I've just come across this interesting article on my computer while looking for my old Paris Hilton pics.
It was posted a few years ago to a writer’s messageboard by Binkie in reaction to a rant from a new writer. It's a bit harsh but it forced me to try and switch from the “novice writers’ mind-set” to a “pre-professional mind-set”.
As a tyro with some broadcast credits, but no career to speak of, I have been thinking about the novice writer's mind-set. For what they are worth, these are my reflections. I thought I'd share them with you because it might help other writers to know how I feel and it might help producers and broadcasters to understand why we inundate them with dreck.
It seems to me that many of us, languishing at the bottom of the food chain, lack a self-validating sense of our own worth. Having no body of produced work from which we can derive our status as writers, our self-esteem is inextricably bound up with others' feedback. So, the responses we receive from broadcasters and producers loom disproportionately large in our emotional landscape. On those occasions when we receive feedback that we consider harsh, offhand or callous, we feel that our status has been diminished and the validity of our enterprise called into question. This makes us angry, resentful and prone to mistake the benign indifference of the marketplace for a malign, personalised, conspiracy.
So far as writers' learning tools are concerned, the books, courses and professional mentors can offer us little more than a method of identifying the flaws in our work. They can't tell us what to write, they can't write it for us and they can't help us find our voice. But the problem with following the advice to find our own voice is that, to us novices, it seems to be counter-intuitive. We learn through imitation. Unfamiliar with our craft, we naturally nick a bit of Milligan and try to pass it off as our own, just as, when we were kids, we used to parrot our parents' jokes without understanding what made them funny.
Because most of us don't have the luxury of a private income, or an indulgent employer who will allow us to do our own work on its time, we are necessarily looking for a quick fix. We have perhaps made choices with our lives that we now regret, and we want to leave behind the world of full-time editing/ bricklaying/ studying/ parenting/ dossing, and to position ourselves as a full-time professional writer as quickly as possible, because life is short, the present unrewarding, and the future uncertain.

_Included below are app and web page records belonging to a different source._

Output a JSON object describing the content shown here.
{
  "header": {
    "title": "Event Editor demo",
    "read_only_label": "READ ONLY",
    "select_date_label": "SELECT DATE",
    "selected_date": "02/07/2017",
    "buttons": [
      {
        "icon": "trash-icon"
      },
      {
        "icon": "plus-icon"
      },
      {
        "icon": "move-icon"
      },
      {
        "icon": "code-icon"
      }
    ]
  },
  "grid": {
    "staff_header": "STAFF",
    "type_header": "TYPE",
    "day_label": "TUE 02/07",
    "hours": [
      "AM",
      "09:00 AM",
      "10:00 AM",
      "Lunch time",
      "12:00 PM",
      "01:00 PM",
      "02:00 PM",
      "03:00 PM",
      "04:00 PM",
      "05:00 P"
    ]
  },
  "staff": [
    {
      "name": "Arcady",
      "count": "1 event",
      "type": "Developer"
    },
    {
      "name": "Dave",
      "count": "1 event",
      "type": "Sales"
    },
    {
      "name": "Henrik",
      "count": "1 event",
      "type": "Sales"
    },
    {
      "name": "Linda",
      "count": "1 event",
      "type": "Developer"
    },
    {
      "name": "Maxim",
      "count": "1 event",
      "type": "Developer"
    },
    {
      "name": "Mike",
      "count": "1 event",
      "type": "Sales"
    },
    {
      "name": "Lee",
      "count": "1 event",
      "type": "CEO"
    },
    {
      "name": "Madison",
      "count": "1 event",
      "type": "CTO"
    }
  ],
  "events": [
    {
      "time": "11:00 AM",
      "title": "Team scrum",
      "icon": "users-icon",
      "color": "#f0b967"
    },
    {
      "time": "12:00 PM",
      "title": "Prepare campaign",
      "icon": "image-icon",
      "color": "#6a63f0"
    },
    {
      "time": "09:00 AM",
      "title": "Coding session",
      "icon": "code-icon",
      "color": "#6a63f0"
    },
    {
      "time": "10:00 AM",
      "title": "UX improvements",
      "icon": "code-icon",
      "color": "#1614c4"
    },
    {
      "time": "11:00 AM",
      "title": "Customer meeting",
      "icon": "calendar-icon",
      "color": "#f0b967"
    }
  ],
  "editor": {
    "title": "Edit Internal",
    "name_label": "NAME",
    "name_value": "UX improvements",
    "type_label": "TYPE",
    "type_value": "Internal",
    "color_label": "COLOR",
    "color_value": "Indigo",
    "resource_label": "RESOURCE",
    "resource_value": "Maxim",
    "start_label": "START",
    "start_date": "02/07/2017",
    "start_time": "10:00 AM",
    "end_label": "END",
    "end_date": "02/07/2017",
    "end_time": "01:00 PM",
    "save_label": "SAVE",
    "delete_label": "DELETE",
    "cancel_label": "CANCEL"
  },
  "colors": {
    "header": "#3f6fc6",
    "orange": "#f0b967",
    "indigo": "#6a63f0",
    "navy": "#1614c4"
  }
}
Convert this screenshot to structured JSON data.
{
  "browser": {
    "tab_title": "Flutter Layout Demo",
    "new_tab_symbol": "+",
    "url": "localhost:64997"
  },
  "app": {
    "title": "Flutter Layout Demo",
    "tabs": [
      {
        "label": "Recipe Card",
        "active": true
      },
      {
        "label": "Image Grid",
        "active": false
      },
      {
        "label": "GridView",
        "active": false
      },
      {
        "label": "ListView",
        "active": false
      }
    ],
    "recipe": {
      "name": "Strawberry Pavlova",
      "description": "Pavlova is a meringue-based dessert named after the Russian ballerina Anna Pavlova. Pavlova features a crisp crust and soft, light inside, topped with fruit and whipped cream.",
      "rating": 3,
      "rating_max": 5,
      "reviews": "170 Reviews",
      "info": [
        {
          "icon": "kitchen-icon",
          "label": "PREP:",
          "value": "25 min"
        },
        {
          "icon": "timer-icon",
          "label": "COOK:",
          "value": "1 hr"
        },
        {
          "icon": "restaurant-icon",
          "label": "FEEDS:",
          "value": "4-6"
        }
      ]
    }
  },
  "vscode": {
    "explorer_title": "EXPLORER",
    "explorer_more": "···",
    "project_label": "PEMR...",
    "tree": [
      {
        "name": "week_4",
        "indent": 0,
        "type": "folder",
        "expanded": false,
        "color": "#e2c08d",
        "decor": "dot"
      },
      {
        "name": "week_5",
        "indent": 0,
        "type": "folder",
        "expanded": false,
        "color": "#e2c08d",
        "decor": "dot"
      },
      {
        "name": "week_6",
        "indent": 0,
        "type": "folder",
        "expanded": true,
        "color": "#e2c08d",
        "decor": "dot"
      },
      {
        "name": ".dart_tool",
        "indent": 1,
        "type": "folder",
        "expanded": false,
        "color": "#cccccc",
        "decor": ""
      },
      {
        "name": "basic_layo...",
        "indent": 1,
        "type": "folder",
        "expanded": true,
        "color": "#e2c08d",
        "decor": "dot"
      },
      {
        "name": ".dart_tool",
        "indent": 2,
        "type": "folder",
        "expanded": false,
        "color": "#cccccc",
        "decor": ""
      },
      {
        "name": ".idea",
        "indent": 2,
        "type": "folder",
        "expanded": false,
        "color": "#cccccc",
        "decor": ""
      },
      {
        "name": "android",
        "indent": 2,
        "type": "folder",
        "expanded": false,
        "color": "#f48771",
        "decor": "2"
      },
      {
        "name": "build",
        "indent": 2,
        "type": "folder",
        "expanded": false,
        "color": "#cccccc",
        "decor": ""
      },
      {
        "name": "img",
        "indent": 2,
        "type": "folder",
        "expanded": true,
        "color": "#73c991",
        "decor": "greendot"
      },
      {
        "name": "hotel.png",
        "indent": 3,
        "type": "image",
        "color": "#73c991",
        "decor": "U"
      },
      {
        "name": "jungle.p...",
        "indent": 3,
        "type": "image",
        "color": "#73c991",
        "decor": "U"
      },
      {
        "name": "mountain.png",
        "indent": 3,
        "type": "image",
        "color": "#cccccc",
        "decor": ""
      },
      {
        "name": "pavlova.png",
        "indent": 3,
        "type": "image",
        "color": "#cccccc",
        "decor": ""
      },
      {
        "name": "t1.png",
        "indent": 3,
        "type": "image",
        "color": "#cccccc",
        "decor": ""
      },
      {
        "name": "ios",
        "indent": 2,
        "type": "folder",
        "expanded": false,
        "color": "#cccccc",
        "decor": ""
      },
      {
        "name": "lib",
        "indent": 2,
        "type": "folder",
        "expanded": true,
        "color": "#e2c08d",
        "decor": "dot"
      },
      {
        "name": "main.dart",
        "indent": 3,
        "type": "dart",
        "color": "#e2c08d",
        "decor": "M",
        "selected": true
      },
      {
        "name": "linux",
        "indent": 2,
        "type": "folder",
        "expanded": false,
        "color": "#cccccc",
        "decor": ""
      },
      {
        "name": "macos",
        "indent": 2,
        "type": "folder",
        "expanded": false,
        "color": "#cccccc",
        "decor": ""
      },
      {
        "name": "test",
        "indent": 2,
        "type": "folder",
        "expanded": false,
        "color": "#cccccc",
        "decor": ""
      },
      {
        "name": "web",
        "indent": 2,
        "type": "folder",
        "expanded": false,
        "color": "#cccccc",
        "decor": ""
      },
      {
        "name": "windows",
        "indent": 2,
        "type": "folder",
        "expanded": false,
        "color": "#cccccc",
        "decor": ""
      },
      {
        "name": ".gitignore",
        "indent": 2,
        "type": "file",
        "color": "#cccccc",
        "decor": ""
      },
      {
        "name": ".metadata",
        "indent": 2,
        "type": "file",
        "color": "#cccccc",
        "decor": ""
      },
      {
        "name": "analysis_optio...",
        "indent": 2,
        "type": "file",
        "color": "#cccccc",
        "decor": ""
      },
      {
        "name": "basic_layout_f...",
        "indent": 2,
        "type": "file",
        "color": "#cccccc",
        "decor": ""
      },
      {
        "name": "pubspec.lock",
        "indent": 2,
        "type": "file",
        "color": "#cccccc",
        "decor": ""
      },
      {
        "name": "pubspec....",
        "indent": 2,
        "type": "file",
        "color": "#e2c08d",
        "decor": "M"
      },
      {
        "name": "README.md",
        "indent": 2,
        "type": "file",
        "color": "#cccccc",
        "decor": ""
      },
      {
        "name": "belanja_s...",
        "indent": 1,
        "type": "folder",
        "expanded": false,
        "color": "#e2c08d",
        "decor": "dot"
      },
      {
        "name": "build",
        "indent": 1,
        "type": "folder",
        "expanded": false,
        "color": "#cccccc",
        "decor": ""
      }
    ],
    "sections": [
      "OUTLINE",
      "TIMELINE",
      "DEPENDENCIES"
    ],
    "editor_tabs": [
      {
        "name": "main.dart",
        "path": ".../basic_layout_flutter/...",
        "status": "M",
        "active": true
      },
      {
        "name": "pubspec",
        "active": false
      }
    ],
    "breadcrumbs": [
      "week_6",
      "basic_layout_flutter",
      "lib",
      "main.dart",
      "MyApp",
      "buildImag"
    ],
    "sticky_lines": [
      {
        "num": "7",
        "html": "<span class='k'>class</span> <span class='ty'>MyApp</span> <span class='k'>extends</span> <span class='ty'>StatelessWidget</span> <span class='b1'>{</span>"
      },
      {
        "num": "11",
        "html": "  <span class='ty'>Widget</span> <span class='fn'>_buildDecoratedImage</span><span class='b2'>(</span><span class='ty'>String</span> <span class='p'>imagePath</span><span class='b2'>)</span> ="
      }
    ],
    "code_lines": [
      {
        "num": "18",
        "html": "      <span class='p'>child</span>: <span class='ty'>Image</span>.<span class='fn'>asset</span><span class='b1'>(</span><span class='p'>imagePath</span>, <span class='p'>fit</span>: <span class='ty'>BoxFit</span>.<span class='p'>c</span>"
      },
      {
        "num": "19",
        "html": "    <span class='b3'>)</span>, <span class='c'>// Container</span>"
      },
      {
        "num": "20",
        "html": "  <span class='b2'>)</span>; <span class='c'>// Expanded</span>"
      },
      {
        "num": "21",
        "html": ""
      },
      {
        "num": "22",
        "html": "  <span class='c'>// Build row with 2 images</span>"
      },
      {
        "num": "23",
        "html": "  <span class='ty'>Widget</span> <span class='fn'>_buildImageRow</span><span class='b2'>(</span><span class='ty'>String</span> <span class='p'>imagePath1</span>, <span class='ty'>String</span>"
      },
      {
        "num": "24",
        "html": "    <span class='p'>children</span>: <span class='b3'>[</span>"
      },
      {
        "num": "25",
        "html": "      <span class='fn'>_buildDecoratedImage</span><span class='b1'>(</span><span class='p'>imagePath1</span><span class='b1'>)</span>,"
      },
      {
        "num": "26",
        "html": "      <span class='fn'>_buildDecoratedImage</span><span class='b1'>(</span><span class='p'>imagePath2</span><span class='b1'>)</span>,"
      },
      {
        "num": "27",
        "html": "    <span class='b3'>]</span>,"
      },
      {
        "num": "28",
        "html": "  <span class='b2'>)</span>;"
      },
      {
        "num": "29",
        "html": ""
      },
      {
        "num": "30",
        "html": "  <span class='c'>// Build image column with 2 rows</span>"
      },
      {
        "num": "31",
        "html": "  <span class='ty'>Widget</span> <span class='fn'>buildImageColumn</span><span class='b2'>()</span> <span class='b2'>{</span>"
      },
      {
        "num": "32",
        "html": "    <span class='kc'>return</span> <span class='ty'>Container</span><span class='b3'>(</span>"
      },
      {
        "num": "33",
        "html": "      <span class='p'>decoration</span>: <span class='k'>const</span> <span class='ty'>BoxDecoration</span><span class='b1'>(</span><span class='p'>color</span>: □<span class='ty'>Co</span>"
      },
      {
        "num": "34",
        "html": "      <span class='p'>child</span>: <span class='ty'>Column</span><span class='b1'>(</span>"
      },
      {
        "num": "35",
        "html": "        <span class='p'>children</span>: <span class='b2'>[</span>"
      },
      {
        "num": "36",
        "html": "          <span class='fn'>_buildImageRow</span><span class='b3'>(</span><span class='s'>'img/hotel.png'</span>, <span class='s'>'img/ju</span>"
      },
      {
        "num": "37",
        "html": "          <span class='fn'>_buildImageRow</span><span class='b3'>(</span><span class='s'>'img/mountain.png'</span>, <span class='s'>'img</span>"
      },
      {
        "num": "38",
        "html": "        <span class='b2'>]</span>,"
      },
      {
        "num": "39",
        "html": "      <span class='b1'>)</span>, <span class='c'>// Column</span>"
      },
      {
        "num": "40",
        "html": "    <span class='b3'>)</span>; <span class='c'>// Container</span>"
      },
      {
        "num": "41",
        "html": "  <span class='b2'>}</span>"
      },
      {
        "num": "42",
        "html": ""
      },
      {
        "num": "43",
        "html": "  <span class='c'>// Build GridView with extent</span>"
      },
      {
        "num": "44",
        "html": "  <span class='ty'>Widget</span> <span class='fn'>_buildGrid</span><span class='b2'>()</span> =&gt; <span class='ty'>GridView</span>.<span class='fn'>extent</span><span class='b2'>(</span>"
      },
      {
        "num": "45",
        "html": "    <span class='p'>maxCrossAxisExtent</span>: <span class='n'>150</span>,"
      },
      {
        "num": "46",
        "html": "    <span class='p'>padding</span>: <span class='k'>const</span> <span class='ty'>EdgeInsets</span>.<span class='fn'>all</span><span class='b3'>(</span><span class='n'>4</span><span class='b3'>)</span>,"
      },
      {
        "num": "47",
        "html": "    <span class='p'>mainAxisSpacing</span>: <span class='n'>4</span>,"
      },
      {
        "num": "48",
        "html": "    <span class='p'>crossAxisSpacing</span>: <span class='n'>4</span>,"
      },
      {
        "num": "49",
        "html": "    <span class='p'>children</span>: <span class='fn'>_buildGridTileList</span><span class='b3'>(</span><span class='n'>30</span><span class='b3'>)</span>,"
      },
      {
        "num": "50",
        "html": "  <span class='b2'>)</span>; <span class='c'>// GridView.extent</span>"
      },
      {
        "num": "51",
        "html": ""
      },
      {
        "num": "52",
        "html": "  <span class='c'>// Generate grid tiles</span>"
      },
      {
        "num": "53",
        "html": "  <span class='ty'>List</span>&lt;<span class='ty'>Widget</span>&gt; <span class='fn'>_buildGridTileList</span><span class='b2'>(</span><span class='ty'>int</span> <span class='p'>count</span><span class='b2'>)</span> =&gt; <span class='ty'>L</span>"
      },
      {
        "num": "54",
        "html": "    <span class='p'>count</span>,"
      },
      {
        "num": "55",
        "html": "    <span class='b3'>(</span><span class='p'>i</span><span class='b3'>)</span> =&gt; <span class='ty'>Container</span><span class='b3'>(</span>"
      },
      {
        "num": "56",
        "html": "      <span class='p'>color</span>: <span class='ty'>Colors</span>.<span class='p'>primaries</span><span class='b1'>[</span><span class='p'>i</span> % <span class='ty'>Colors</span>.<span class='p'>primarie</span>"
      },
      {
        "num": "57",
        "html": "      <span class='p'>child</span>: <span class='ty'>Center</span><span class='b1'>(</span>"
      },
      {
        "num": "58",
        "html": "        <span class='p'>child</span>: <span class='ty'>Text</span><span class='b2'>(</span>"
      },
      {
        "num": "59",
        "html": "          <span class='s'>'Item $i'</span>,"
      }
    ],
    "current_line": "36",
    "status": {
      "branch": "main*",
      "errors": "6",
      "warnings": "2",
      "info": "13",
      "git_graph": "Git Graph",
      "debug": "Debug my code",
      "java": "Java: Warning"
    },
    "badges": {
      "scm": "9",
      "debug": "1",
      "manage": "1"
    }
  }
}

Because we are writing speculatively, with no immediate prospect of financial reward, we minimise our investment in the job. Like a bunch of bodgers, we try to pull the wool over broadcasters' and producers' eyes with cheap materials, papering over the cracks of flimsy motivation, implausible plotting and stereotypical characterisation by using scintillating dialogue, surrealism and outlandish premises. We believe that great ideas are the key, because we can have great ideas economically, while watching "Neighbours" or shampooing the dog. Some of us can't be bothered to progress beyond the ideas stage, hoping to pass on to other writers the hard work of bringing our concept to life. Those who bother to flesh out their ideas rush into writing dialogue without giving any thought to characterisation or structure, because creating characters and structuring a piece takes time and careful thought, neither of which comes cheap when you've got a day job.
Because we are out of the loop, we adopt unrealistic strategies and, rather than honing our craft, concentrate on the peripherals. We debate whether to compromise our integrity by writing for established shows for which we have no prospect of being invited to write. We become pre-occupied with the presentation of our work. We try to ingratiate ourselves with network executives. Some of us snipe at others' generous-but-ungrammatical postings. In confident anticipation of success, some of us enquire about the fee structure that will eventually apply to our unproduced masterpiece.
The expectation of great reward for little effort appears to me to be most significant enemy of promise. Time and again, posters to this board have expressed their frustration at not having broken into the business after weeks and even months of hard, unrewarded graft. And people do get early breaks. And we reckon we could write funnier stuff than most of the comedy that gets broadcast. So we console ourselves that it can be done, and we become frustrated that it hasn't happened to us. "If I could just get a break, I'd give up the day job and show 'em what I can do". How many of us have thought along these lines?
I know I have. I got lucky early on in my career, wrote a dozen episodes of an existing show, and thought I had a career. That was over six years ago, and I have not had anything produced since. I don't feel hard done-by, and I'm not looking for sympathy, but I do still want a career as a writer. If I look at my circumstances, I know in my heart that the other calls upon my time - work, family - don't allow me to devote sufficient care and energy to my writing to enable me to compete with writers who are on top of their game. I know that, unless and until I treat the job of writing as a job that really matters - even though I'm not being paid a penny for it - and bring to it the same degree of seriousness as the big boys and girls, I won't deserve to succeed. Did anyone else sense the collective intake of breath when GMW disclosed how many ideas he forced himself to come up with in a working day? That's what it's going to take.
It's comforting being a loser. Losers never leave their comfort zones. There's always a plausible excuse for their predicament. They know what they'll be doing this time next year, and they can hang out with other losers and swap sob stories.
The best advice I have derived from these boards is to concentrate on your craft, keep plugging away, and expect nothing.
How to Schedule Procrastination
3 days ago